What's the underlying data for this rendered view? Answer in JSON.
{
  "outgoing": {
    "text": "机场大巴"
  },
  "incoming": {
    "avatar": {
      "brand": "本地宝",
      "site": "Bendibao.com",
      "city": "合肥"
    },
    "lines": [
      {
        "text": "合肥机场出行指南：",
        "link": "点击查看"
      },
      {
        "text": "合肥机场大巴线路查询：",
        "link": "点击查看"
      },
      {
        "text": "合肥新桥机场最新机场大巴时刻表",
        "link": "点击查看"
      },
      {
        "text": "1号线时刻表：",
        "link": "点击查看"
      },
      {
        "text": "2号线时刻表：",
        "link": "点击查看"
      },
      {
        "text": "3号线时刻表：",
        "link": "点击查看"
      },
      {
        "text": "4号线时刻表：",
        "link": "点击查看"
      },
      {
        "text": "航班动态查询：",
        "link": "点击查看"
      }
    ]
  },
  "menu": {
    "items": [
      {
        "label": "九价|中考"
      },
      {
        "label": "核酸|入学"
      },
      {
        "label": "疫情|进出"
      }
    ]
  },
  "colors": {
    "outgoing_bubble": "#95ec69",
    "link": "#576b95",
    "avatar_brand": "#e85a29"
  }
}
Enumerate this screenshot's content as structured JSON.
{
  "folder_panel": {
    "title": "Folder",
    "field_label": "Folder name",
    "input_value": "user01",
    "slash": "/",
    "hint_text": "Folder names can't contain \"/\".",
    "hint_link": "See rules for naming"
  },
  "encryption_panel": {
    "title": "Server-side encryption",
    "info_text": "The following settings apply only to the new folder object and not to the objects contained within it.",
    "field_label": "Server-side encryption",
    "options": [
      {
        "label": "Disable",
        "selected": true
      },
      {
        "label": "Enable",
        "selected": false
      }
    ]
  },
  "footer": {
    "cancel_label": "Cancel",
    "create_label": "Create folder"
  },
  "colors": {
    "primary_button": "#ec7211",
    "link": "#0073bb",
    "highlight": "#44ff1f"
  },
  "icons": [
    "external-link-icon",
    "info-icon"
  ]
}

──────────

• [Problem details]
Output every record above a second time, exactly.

• [Your response]
What's the underlying data for this rendered view? Answer in JSON.
{
  "outgoing": {
    "text": "机场大巴"
  },
  "incoming": {
    "avatar": {
      "brand": "本地宝",
      "site": "Bendibao.com",
      "city": "合肥"
    },
    "lines": [
      {
        "text": "合肥机场出行指南：",
        "link": "点击查看"
      },
      {
        "text": "合肥机场大巴线路查询：",
        "link": "点击查看"
      },
      {
        "text": "合肥新桥机场最新机场大巴时刻表",
        "link": "点击查看"
      },
      {
        "text": "1号线时刻表：",
        "link": "点击查看"
      },
      {
        "text": "2号线时刻表：",
        "link": "点击查看"
      },
      {
        "text": "3号线时刻表：",
        "link": "点击查看"
      },
      {
        "text": "4号线时刻表：",
        "link": "点击查看"
      },
      {
        "text": "航班动态查询：",
        "link": "点击查看"
      }
    ]
  },
  "menu": {
    "items": [
      {
        "label": "九价|中考"
      },
      {
        "label": "核酸|入学"
      },
      {
        "label": "疫情|进出"
      }
    ]
  },
  "colors": {
    "outgoing_bubble": "#95ec69",
    "link": "#576b95",
    "avatar_brand": "#e85a29"
  }
}
Enumerate this screenshot's content as structured JSON.
{
  "folder_panel": {
    "title": "Folder",
    "field_label": "Folder name",
    "input_value": "user01",
    "slash": "/",
    "hint_text": "Folder names can't contain \"/\".",
    "hint_link": "See rules for naming"
  },
  "encryption_panel": {
    "title": "Server-side encryption",
    "info_text": "The following settings apply only to the new folder object and not to the objects contained within it.",
    "field_label": "Server-side encryption",
    "options": [
      {
        "label": "Disable",
        "selected": true
      },
      {
        "label": "Enable",
        "selected": false
      }
    ]
  },
  "footer": {
    "cancel_label": "Cancel",
    "create_label": "Create folder"
  },
  "colors": {
    "primary_button": "#ec7211",
    "link": "#0073bb",
    "highlight": "#44ff1f"
  },
  "icons": [
    "external-link-icon",
    "info-icon"
  ]
}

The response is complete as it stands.